India
TBD

Performance of teams (ODIs)[edit]

The table below provides an overview of the performances of teams over past Asia Cup ODI tournaments.

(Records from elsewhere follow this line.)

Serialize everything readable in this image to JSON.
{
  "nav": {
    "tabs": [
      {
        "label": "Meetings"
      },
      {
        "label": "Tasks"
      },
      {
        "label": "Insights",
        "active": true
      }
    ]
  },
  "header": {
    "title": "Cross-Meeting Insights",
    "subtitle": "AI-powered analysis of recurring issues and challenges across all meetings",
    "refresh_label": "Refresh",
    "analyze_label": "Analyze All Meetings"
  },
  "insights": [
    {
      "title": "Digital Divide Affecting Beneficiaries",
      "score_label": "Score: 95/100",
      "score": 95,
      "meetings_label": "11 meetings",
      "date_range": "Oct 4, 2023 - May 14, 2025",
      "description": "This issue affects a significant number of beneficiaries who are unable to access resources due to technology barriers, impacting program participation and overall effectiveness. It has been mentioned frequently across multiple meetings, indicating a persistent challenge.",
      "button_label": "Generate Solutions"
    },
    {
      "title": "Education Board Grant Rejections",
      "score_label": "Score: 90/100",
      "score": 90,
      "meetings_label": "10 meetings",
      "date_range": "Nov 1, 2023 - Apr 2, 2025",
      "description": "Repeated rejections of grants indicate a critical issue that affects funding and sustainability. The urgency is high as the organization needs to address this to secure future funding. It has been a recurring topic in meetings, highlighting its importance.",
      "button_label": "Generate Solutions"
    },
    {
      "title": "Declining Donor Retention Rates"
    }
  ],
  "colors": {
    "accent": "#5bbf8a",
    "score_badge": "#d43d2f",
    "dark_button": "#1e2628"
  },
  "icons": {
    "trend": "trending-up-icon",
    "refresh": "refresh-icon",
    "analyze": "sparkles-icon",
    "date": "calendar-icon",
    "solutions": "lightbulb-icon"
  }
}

Team Appearances Best result Statistics[16]
Total First Latest Played Won Lost Tie NR Win%
 Sri Lanka 12 1984 2014 Champions (1986, 1997, 2004, 2008, 2014) 48 34 14 0 0 70.83
 India 11 1984 2014 Champions (1984, 1988, 1990-91, 1995, 2010,[[2016 Asia Cup|2016]) 43 26 16 0 1 61.90
 Pakistan 11 1984 2014 Champions (2000, 2012) 40 24 15 0 1 61.53
 Bangladesh 11 1986 2014 Runner-up (2012) 37 4 33 0 0 10.81
 United Arab Emirates 2 2004 2008 Group stage (2004), 2008) 4 0 4 0 0 0.00
 Hong Kong 2 2004 2008 Group stage (2004, 2008) 4 0 4 0 0 0.00
 Afghanistan 1 2014 2014 Group stage (2014) 4 1 3 0 0 25.00

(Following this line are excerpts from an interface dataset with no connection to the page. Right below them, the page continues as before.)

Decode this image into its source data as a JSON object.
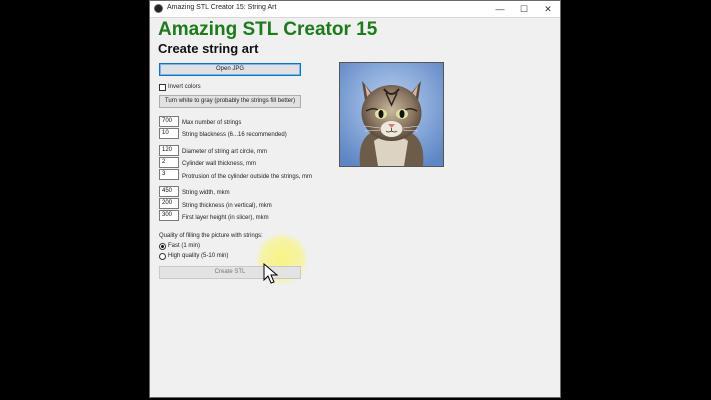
{
  "window": {
    "title": "Amazing STL Creator 15: String Art",
    "controls": {
      "minimize": "—",
      "maximize": "☐",
      "close": "✕"
    }
  },
  "header": {
    "app_title": "Amazing STL Creator 15",
    "subtitle": "Create string art"
  },
  "buttons": {
    "open_jpg": "Open JPG",
    "turn_white_gray": "Turn white to gray (probably the strings fill better)",
    "create_stl": "Create STL"
  },
  "options": {
    "invert_colors": {
      "label": "Invert colors",
      "checked": false
    }
  },
  "fields": [
    {
      "value": "700",
      "label": "Max number of strings"
    },
    {
      "value": "10",
      "label": "String blackness (6...16 recommended)"
    },
    {
      "value": "120",
      "label": "Diameter of string art circle, mm"
    },
    {
      "value": "2",
      "label": "Cylinder wall thickness, mm"
    },
    {
      "value": "3",
      "label": "Protrusion of the cylinder outside the strings, mm"
    },
    {
      "value": "450",
      "label": "String width, mkm"
    },
    {
      "value": "200",
      "label": "String thickness (in vertical), mkm"
    },
    {
      "value": "300",
      "label": "First layer height (in slicer), mkm"
    }
  ],
  "quality": {
    "label": "Quality of filling the picture with strings:",
    "options": [
      {
        "label": "Fast (1 min)",
        "selected": true
      },
      {
        "label": "High quality (5-10 min)",
        "selected": false
      }
    ]
  },
  "preview": {
    "subject": "tabby cat photo"
  },
  "icons": {
    "app": "app-icon",
    "cursor": "mouse-cursor-icon"
  },
  "colors": {
    "title_green": "#1b7c1b",
    "focus_blue": "#0078d7",
    "click_highlight": "#f7f27a"
  }
}
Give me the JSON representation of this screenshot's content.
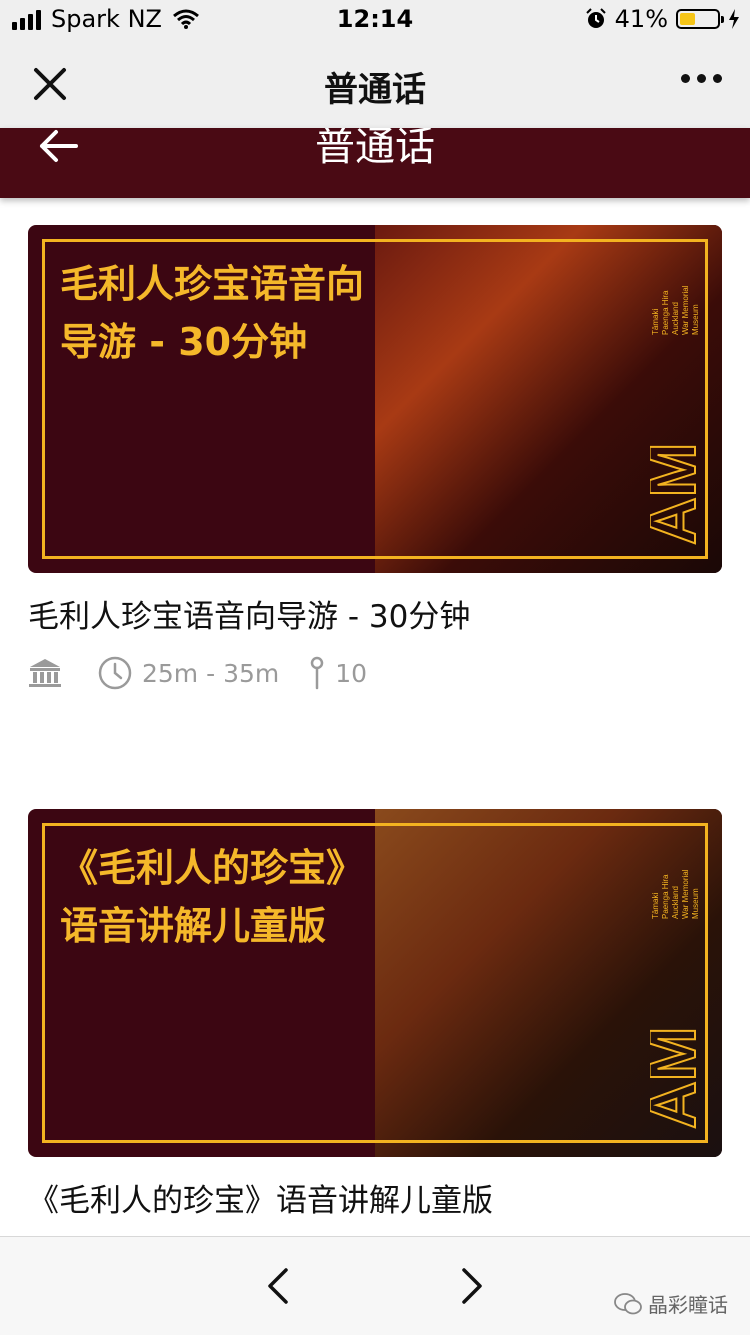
{
  "status": {
    "carrier": "Spark NZ",
    "time": "12:14",
    "battery_pct": "41%",
    "battery_level": 0.41
  },
  "wechat": {
    "title": "普通话"
  },
  "page": {
    "title": "普通话"
  },
  "cards": [
    {
      "banner_title": "毛利人珍宝语音向导游 - 30分钟",
      "name": "毛利人珍宝语音向导游 - 30分钟",
      "duration": "25m - 35m",
      "stops": "10"
    },
    {
      "banner_title": "《毛利人的珍宝》语音讲解儿童版",
      "name": "《毛利人的珍宝》语音讲解儿童版"
    }
  ],
  "museum_mark": {
    "logo": "AM",
    "lines": [
      "Tāmaki",
      "Paenga Hira",
      "Auckland",
      "War Memorial",
      "Museum"
    ]
  },
  "footer": {
    "watermark": "晶彩瞳话"
  },
  "colors": {
    "maroon": "#4a0a14",
    "gold": "#f3b320"
  }
}
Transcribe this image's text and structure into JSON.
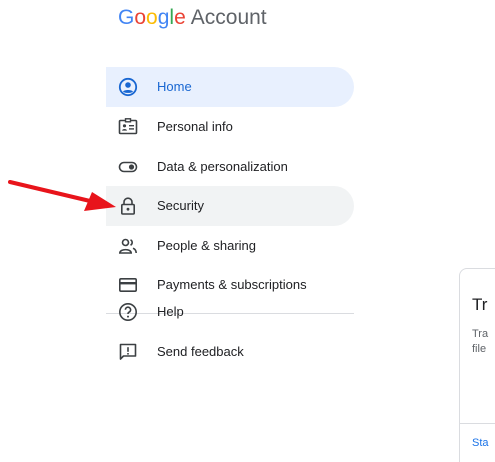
{
  "header": {
    "logo_letters": [
      "G",
      "o",
      "o",
      "g",
      "l",
      "e"
    ],
    "logo_colors": [
      "#4285F4",
      "#EA4335",
      "#FBBC05",
      "#4285F4",
      "#34A853",
      "#EA4335"
    ],
    "product_name": "Account"
  },
  "sidebar": {
    "items": [
      {
        "label": "Home",
        "icon": "account-circle-icon",
        "state": "selected"
      },
      {
        "label": "Personal info",
        "icon": "id-card-icon"
      },
      {
        "label": "Data & personalization",
        "icon": "toggle-icon"
      },
      {
        "label": "Security",
        "icon": "lock-icon",
        "state": "hovered"
      },
      {
        "label": "People & sharing",
        "icon": "people-icon"
      },
      {
        "label": "Payments & subscriptions",
        "icon": "credit-card-icon"
      },
      {
        "label": "Help",
        "icon": "help-circle-icon"
      },
      {
        "label": "Send feedback",
        "icon": "feedback-icon"
      }
    ]
  },
  "card": {
    "title": "Tr",
    "description_lines": [
      "Tra",
      "file"
    ],
    "link_label": "Sta"
  },
  "colors": {
    "accent": "#1967d2",
    "selected_bg": "#e8f0fe",
    "hover_bg": "#f1f3f4",
    "annotation_arrow": "#e8141b"
  }
}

Performance of teams (T20Is)[edit]

The table below provides an overview of the performances of teams over past Asia Cup T20I tournaments.[17]

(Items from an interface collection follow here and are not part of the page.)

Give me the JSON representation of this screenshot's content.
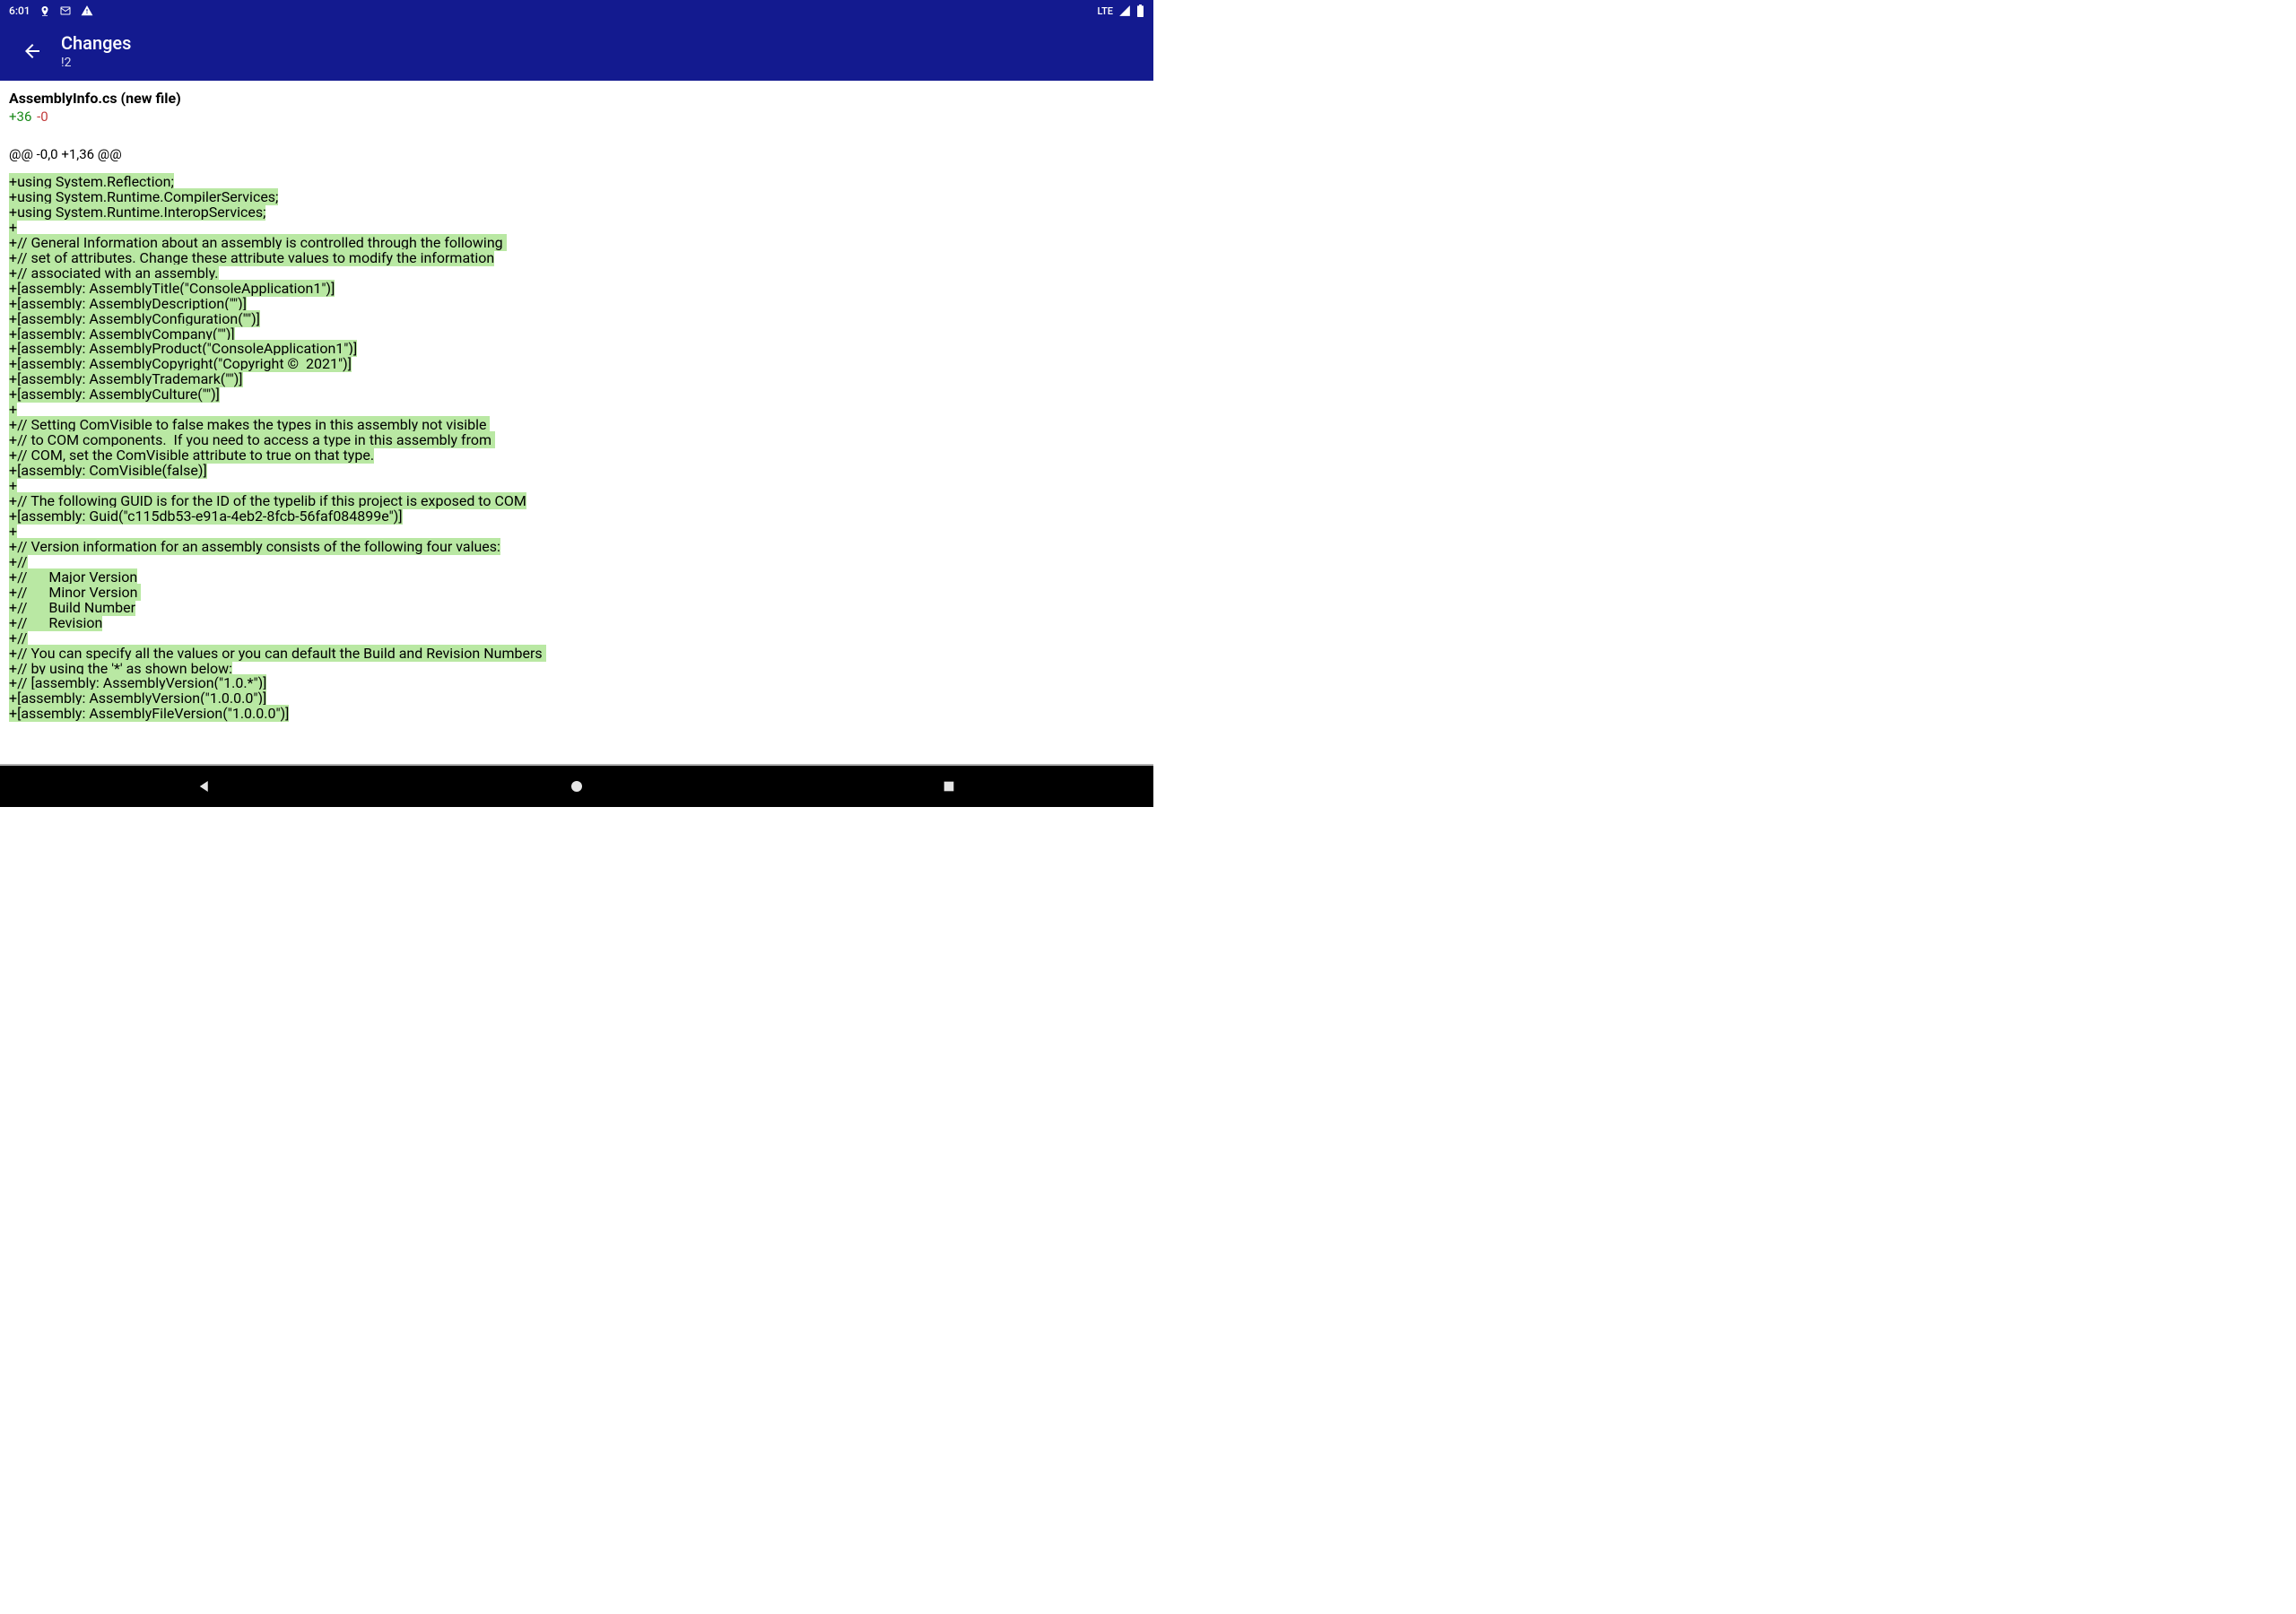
{
  "status_bar": {
    "time": "6:01",
    "network": "LTE"
  },
  "app_bar": {
    "title": "Changes",
    "subtitle": "!2"
  },
  "file": {
    "name_label": "AssemblyInfo.cs (new file)",
    "additions": "+36",
    "deletions": "-0",
    "hunk_header": "@@ -0,0 +1,36 @@"
  },
  "diff_lines": [
    "+using System.Reflection;",
    "+using System.Runtime.CompilerServices;",
    "+using System.Runtime.InteropServices;",
    "+",
    "+// General Information about an assembly is controlled through the following ",
    "+// set of attributes. Change these attribute values to modify the information",
    "+// associated with an assembly.",
    "+[assembly: AssemblyTitle(\"ConsoleApplication1\")]",
    "+[assembly: AssemblyDescription(\"\")]",
    "+[assembly: AssemblyConfiguration(\"\")]",
    "+[assembly: AssemblyCompany(\"\")]",
    "+[assembly: AssemblyProduct(\"ConsoleApplication1\")]",
    "+[assembly: AssemblyCopyright(\"Copyright ©  2021\")]",
    "+[assembly: AssemblyTrademark(\"\")]",
    "+[assembly: AssemblyCulture(\"\")]",
    "+",
    "+// Setting ComVisible to false makes the types in this assembly not visible ",
    "+// to COM components.  If you need to access a type in this assembly from ",
    "+// COM, set the ComVisible attribute to true on that type.",
    "+[assembly: ComVisible(false)]",
    "+",
    "+// The following GUID is for the ID of the typelib if this project is exposed to COM",
    "+[assembly: Guid(\"c115db53-e91a-4eb2-8fcb-56faf084899e\")]",
    "+",
    "+// Version information for an assembly consists of the following four values:",
    "+//",
    "+//      Major Version",
    "+//      Minor Version ",
    "+//      Build Number",
    "+//      Revision",
    "+//",
    "+// You can specify all the values or you can default the Build and Revision Numbers ",
    "+// by using the '*' as shown below:",
    "+// [assembly: AssemblyVersion(\"1.0.*\")]",
    "+[assembly: AssemblyVersion(\"1.0.0.0\")]",
    "+[assembly: AssemblyFileVersion(\"1.0.0.0\")]"
  ]
}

Team Appearances Best result Statistics
Total First Latest Played Won Lost Tie NR Win%
 India 1 2016 2016 Champions (2016) 5 5 0 0 0 100.00
 Bangladesh 1 2016 2016 Runner-up (2016) 5 3 2 0 0 60.00
 Pakistan 1 2016 2016 Group stage (2016) 4 2 2 0 0 50.00
 Sri Lanka 1 2016 2016 Group stage (2016) 4 1 3 0 0 25.00
 United Arab Emirates 1 2016 2016 Group stage (2016) 7 3 4 0 0 42.85
 Afghanistan 1 2016 2016 Qualifiers (2016) 3 2 1 0 0 66.66
 Oman 1 2016 2016 Qualifiers (2016) 3 1 2 0 0 33.33
 Hong Kong 1 2016 2016 Qualifiers (2016) 3 0 3 0 0 0.00

See also[edit]

References[edit]

  1. ^ "Shikhar Dhawan, Virat Kohli bring India their sixth Asia Cup title against Bangladesh in Mirpur - Cricket - ESPN Cricinfo". Cricinfo. 
  2. ^ "Asia Cup to be held biennially". Cricinfo. Retrieved 22 June 2006. 
  3. ^ a b "Asia Cup to continue under ICC". ESPN Cricinfo. Retrieved 17 April 2015. 
  4. ^ "1st Match: Pakistan v Sri Lanka at Sharjah, Apr 6, 1984 - Cricket Scorecard - ESPN Cricinfo". Cricinfo. 
  5. ^ "Cricket Records - Records - Sri Lanka - One-Day Internationals - List of match results (by year) - ESPN Cricinfo". Cricinfo. 
  6. ^ a b c "Cricket Records - Records - 1984 - Sri Lanka - One-Day Internationals - Match results - ESPN Cricinfo". Cricinfo. 
  7. ^ a b "Cricket Records - Records - 1984 - Pakistan - One-Day Internationals - Match results - ESPN Cricinfo". Cricinfo. 
  8. ^ "Cricket Records - Records - 1984 - India - One-Day Internationals - Match results - ESPN Cricinfo". Cricinfo. 
  9. ^ "Asia Cup Cricket 2008 History". Cricket Circle. 
  10. ^ "Pakistan to host ninth Asia Cup". Cricinfo. Retrieved 13 October 2005. 
  11. ^ "India defeat Sri Lanka to win Asia Cup". Sahara Samay. 
  12. ^ "Asia Cup: Pakistan beat Bangladesh in thrilling final". BBC Sport. 22 March 2012. Retrieved 22 March 2012. 
  13. ^ "2016 Asia Cup played in T20 format". Sportskeeda. Retrieved 16 April 2015. 
  14. ^ "Asia Cup to switch T20 format every alternate edition". cricbuzz. Retrieved 16 April 2015. 
  15. ^ "2016 Asia Cup in Bangladesh, 2018 in India: Thakur". The Times of India. 
  16. ^ "Result summary". ESPN Cricinfo. Retrieved 22 February 2016. 
  17. ^ "Result summary". ESPN Cricinfo. Retrieved 22 February 2016. 

External links[edit]